         2. All things are claimed to be created by Him. It says this, not “all other things” (as if He Himself were created earlier, distinctly). He is carefully kept separate, and not a part of the totality of created things. The point made is that He

is Creator, not created. In Hebrews 1:6, as well, Christ is kept distinct from

all creation. In 3:3, Christ of v. 2 was faithful to Him (God) who appointed

Him, as Moses also was faithful in all His house. “For this one” (v. 3), Christ, “has been counted worthy of more glory than Moses, inasmuch as He who built the house has more honor than the house. For [v. 4] every house is built by someone, but He who built all things is God.” Christ is evidently God who built the house. Then in v. 6 Christ is “a Son over His own house,” the house referring to believers in the household of faith as the verse goes on to clarify.

           3. He is said to be “before” all creation. No creation is contemplated in which He, Himself, would be one created.

         4. He is never said here (or anywhere in Scripture) to have been created.

         5. The passage says, “In Him all things consist” (v. 17). In the sufficiency and ability and wisdom (all the capacity) that is in Him, and by Him as Creator, all things have their being and establishment. His supremacy over them is in view.

         6. “He is the head of the body,” the church (v. 18). Again the focus is on His supremacy, rank, dignity over this group. For the passage goes on, “that in all things He might have the preeminence.”

         7. He is “the firstborn (prototokos, as in v. 15) from the dead (v. 18). This concentrates on Christ’s being first in sequence as the One who came forth to immortality, i.e. never to die again, unto life that is a final and unchangeable state. It also focuses on His being supreme over all who come forth from the dead. Some others died before Jesus Christ did, and rose from their death, as the boy God used Elijah to bring back from death (I Kin. 19), Lazarus, the daughter of Jairus, and the son of the widow at Nain. These, however, did not rise to immortality; they died later to end their earthly careers. Jesus was the “firstfruits” of resurrection (I Cor. 15:23 ) unto immortality, and after Him all who are His people who have died will become an entire harvest of resurrected ones.
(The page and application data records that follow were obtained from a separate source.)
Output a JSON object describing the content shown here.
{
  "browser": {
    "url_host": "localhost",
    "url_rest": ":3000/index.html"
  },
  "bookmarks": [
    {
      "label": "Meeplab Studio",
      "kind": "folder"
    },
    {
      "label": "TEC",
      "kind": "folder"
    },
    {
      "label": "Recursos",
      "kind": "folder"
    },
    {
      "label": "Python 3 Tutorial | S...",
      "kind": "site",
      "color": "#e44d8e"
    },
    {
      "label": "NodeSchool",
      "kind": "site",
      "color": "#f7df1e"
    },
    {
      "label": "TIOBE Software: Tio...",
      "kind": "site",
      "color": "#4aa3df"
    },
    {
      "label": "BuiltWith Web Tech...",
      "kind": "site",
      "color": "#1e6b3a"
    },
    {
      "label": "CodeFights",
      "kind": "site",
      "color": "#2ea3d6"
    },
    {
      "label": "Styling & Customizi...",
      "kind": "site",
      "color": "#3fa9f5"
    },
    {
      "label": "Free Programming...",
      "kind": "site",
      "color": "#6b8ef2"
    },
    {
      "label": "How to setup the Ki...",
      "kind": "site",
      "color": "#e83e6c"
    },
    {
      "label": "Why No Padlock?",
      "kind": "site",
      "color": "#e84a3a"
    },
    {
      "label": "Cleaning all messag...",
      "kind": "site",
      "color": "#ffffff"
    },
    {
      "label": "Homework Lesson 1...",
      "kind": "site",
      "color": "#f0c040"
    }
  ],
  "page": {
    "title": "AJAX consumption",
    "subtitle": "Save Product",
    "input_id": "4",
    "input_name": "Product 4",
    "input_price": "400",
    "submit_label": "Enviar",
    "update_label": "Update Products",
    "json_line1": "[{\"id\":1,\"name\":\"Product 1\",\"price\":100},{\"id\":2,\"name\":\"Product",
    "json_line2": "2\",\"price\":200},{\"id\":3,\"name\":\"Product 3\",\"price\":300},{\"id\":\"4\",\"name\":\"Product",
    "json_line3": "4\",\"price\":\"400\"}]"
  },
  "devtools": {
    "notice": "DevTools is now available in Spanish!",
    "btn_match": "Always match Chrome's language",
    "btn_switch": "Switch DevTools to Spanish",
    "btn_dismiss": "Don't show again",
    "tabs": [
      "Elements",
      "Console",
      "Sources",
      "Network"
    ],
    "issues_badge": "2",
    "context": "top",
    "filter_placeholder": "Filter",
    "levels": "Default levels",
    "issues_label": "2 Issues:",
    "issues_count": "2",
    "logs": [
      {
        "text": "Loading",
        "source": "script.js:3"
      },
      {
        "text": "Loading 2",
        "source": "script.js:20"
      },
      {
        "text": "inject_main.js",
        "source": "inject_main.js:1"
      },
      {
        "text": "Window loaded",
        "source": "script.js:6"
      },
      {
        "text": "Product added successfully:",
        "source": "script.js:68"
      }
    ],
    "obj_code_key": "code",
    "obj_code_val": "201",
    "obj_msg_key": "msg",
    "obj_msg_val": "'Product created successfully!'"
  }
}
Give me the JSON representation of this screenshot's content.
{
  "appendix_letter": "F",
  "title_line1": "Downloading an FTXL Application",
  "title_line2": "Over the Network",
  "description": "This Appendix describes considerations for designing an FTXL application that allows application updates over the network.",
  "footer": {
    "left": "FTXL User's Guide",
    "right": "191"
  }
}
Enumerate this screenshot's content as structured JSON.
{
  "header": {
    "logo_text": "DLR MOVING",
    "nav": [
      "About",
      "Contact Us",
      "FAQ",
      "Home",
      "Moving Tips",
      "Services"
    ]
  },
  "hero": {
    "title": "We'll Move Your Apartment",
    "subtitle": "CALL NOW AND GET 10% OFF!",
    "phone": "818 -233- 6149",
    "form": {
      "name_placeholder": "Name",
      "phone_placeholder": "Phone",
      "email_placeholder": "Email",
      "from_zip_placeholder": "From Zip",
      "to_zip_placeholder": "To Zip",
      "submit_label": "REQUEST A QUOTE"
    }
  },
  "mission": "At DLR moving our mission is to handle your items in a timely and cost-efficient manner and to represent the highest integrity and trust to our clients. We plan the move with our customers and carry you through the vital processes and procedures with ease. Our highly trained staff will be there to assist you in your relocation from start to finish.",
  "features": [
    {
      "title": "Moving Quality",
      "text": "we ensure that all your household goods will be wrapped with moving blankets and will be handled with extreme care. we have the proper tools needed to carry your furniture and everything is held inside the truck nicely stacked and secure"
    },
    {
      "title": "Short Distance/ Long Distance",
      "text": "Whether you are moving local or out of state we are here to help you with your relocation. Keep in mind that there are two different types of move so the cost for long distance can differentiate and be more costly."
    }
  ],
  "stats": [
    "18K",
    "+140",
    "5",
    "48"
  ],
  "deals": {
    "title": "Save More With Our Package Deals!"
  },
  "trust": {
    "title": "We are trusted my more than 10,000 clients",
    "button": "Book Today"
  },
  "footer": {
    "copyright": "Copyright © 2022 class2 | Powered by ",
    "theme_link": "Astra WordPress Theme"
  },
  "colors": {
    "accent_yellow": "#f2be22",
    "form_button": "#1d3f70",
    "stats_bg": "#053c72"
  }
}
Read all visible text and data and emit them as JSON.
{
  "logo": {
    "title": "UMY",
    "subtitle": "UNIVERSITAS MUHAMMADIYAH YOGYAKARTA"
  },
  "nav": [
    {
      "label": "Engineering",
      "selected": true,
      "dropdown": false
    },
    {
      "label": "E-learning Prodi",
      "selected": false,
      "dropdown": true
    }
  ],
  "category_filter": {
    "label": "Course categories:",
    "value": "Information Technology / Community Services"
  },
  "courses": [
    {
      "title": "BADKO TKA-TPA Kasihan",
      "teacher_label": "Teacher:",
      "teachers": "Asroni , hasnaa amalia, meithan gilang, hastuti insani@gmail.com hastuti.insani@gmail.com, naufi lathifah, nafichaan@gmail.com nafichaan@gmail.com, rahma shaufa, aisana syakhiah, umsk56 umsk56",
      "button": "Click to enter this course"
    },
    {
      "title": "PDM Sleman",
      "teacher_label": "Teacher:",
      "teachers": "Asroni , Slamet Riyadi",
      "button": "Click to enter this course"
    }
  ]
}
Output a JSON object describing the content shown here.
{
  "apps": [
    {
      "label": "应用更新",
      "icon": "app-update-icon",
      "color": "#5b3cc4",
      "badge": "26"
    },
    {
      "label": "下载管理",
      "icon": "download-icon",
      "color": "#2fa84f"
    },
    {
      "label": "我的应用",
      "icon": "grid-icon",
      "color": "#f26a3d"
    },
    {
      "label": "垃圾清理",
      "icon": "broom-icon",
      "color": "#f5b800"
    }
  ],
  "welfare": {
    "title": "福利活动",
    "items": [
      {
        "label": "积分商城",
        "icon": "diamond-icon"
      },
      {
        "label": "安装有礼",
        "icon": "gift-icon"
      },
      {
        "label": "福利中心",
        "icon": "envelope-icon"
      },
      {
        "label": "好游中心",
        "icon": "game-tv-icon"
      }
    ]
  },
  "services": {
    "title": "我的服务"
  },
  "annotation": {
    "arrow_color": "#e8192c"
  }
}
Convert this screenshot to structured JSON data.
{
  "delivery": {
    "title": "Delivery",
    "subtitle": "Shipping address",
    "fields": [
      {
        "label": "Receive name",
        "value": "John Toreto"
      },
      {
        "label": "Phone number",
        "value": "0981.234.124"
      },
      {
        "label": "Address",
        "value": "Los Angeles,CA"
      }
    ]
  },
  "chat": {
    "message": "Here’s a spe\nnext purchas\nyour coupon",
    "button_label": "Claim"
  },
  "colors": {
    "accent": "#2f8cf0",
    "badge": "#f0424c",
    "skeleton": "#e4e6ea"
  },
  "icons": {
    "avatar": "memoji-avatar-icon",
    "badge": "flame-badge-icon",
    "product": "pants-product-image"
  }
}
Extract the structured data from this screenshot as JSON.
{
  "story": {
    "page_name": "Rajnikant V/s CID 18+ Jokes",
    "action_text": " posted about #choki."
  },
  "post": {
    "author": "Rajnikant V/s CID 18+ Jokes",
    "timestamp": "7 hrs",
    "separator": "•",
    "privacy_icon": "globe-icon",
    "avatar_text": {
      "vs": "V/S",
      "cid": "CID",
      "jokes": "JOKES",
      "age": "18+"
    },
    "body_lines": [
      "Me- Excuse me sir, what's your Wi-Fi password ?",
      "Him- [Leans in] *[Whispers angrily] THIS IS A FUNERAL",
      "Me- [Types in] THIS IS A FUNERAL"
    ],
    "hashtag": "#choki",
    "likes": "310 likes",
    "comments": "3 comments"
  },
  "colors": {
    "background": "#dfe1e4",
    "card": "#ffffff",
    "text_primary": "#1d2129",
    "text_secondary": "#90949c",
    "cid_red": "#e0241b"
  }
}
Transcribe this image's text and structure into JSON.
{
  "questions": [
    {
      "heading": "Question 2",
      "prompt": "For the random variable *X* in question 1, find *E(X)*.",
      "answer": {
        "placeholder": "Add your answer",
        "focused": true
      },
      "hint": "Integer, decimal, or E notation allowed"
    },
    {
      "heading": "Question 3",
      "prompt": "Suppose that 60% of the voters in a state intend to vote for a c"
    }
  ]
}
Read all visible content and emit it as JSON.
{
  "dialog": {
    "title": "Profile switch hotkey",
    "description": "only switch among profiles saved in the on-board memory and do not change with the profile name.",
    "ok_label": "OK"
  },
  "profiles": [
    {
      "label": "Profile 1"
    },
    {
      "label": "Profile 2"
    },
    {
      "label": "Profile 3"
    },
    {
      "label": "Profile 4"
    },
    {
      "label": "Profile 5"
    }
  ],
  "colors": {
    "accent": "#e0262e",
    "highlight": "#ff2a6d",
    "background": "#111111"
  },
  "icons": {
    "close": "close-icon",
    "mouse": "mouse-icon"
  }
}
         8. “That in all things He might have the preeminence” (v. 18) emphasizes the supremacy, dignity or rank above all, not His being first in sequence.

         9. Christ is “the beginning” (1:18) as in Rev. 1:5 and 3:14. The idea of the Greek word arche is the moving cause, the one responsible for things beginning, headship, as forms of the word refer to princes, dignitaries.

         B. Wider Context in Colossians

                  1. 1:19. After the many phrases about Christ’s preeminence, or supremacy in vv. 15-18, v. 19 says, “For